● **Task details**
In the records below, find each line that holds "logo" and return it.

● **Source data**

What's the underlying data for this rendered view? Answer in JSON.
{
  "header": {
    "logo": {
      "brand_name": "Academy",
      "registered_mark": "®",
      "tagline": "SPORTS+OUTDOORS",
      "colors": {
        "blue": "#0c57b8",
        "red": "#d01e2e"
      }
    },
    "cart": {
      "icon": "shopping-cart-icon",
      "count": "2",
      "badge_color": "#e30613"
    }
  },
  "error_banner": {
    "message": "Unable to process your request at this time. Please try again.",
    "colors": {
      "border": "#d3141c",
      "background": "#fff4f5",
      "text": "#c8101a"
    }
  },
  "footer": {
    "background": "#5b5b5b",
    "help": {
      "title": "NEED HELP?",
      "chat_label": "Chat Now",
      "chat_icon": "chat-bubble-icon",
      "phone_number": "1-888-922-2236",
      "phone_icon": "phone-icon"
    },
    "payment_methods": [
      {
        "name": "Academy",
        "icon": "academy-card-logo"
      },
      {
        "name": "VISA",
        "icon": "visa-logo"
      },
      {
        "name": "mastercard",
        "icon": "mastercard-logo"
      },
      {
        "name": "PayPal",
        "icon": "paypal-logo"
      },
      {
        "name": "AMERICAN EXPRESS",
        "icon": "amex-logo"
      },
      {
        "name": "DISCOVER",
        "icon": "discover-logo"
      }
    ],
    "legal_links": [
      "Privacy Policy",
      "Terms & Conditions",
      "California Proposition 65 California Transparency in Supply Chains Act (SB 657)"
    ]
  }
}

● **Task response**
    "logo": {
        "icon": "academy-card-logo"
        "icon": "visa-logo"
        "icon": "mastercard-logo"
        "icon": "paypal-logo"
        "icon": "amex-logo"
        "icon": "discover-logo"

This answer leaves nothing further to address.